Photos and text by Barbara Haddock Taylor
A dedicated team of master craftsmen and volunteers practice a blend of art and engineering in their work at the B & O Railroad Museum’s restoration shop. “Bringing something back from the dead,” and seeing visitors appreciate their effort is a satisfying reward for their work, says master metal conservator George Harwood.
The shop was built in 2005 after the museum’s roof collapsed during a 2003 snowstorm. The team restores trains and other pieces from the museum’s collection, and keeps the locomotives running for the popular train rides.
The cavernous space, which has room for several giant locomotives, also houses carpentry, metal and paint shops and an expansive collection of antique tools that are still in use.
Travis Harry, director of museum operations, said that an important aspect of the shop is that it keeps alive the trades and skills that are needed to keep steam locomotives running. “Once lost, it is hard to get those skills back and to be able to pass them on to the next generation,” he said.
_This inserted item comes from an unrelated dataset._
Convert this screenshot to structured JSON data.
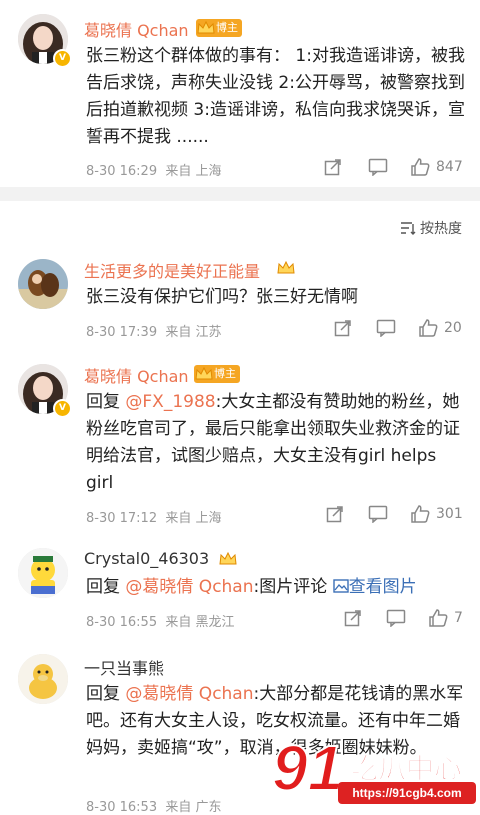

Visitors to the museum will have the opportunity to tour the restoration shop on Sunday November 5 at 2pm. The tour will be a stop on the train ride that afternoon.